- Everybody will need to get healthcare insurance. They will need to go and buy insurance if their employer does not provide for the same. If they like their current plan, then stick to it – no-one is forcing you to change status quo if the current state serves well..
- The premium and the cost of buying the insurance will be sold by the healthcare insurance companies based on a tiered model that is equated to an individual’s wealth and earnings.
- The companies will not have the power to turn away people based on their pre-existing conditions – (which are a way by which most companies hedge their bets and make money off people’s well being). But then, you might ask - How are these companies going to make money? Well, they are going to charge cheaper rates for those in the lower economic strata and more expensive and higher rates for people who are wealthier (making more off the wealthy).
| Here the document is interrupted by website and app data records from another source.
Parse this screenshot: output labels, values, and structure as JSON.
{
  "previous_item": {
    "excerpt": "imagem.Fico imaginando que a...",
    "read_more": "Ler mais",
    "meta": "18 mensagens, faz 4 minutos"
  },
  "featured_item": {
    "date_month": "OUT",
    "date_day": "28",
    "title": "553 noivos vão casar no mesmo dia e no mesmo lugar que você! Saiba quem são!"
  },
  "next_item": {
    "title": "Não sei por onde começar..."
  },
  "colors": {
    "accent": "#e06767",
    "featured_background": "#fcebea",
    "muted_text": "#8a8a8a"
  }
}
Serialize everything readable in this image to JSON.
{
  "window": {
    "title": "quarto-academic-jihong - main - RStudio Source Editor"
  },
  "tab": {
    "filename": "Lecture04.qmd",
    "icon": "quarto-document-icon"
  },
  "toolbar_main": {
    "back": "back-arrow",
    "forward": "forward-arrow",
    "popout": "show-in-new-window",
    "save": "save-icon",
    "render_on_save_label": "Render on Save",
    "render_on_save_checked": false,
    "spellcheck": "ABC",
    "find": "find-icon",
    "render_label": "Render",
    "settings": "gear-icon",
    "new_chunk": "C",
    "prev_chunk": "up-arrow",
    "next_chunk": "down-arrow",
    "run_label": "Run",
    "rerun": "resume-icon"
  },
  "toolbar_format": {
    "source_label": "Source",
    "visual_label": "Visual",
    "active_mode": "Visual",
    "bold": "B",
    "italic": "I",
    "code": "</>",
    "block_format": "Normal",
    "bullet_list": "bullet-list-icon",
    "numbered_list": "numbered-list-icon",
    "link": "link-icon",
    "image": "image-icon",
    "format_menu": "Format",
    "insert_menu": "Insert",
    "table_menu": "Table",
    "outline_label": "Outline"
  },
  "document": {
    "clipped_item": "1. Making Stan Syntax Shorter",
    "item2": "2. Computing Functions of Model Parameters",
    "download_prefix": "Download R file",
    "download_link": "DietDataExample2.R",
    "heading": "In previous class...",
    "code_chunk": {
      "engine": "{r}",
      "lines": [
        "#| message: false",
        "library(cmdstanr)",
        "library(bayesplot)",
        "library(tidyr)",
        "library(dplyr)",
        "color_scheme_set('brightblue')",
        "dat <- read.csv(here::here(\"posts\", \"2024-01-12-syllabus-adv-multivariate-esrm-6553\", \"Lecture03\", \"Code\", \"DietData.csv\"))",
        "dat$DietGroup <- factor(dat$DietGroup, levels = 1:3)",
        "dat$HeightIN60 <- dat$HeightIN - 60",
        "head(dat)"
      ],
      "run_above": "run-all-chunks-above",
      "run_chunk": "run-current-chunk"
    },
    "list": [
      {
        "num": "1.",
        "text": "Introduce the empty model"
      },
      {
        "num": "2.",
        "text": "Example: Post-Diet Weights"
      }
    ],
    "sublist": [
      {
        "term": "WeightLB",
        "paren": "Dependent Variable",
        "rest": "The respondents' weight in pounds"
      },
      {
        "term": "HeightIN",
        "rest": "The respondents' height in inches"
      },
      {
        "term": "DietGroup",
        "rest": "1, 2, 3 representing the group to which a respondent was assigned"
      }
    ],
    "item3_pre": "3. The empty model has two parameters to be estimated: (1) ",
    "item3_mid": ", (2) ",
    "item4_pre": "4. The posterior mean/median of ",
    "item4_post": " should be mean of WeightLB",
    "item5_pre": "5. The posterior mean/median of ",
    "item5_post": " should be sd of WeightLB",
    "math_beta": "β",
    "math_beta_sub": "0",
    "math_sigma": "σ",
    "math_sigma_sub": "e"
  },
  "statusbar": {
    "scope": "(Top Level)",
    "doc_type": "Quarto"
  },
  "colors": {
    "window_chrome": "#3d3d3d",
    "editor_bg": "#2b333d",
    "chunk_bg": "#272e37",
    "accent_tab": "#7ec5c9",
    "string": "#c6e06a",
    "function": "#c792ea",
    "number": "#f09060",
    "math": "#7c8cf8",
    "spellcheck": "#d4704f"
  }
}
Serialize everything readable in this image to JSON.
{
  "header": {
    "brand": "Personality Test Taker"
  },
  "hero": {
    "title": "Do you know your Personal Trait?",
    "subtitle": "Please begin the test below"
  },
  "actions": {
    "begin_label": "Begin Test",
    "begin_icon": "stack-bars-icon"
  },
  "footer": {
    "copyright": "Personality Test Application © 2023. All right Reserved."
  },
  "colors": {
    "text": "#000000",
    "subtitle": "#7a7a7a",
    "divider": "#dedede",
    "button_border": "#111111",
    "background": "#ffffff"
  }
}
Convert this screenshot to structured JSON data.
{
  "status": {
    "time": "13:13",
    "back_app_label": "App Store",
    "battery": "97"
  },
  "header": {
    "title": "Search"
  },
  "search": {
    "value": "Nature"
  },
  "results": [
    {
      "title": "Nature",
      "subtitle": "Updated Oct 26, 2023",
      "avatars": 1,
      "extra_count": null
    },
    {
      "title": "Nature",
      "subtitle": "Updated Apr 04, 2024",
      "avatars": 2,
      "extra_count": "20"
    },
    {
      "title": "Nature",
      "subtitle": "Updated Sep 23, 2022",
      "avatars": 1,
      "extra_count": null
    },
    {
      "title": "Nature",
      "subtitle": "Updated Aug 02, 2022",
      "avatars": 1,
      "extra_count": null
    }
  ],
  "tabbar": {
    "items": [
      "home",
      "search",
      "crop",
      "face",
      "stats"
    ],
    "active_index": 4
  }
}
- Additional shortfall in funding this plan will be provided by the government from money derived from rolling back the currently 'in vogue' tax cuts (the tax cut law that says 'if you are very rich, you get a huge tax cut, but pay taxes if you are poor' - in fact, the tax cut is higher, the richer you are - a very perverse logic that I still do not get).
Of course, criticism ranged from ‘socialized medicine is back’ to ‘un-necessary burden on the young to take care of the older more disease-prone strata’.
My response to some of the initial criticism crawling out of the woodwork will be that maybe in healthcare it might be a good time for a more equitable distribution of resources for the welfare of the common human being. Maybe we should stop differentiating between the rich and the have-nots… and provide for healthcare to all. It is a paradigm shift, but a much needed one.
To the second criticism, my question would be thus: Have the majority forgotten that it is a duty of the younger ones to look after their older? – Well, the older ones did it when they were younger – so why not repay it and let the ageing live out their lives in dignity.
I am sure that more and more criticism of this kind would drive noble sounding plans like the above into the swamp… But I had to write my bit…
Gilbert and George, 'Hope Rising', 28 hand colored gelatin silver prints in artists frames, 95" X 139", 1986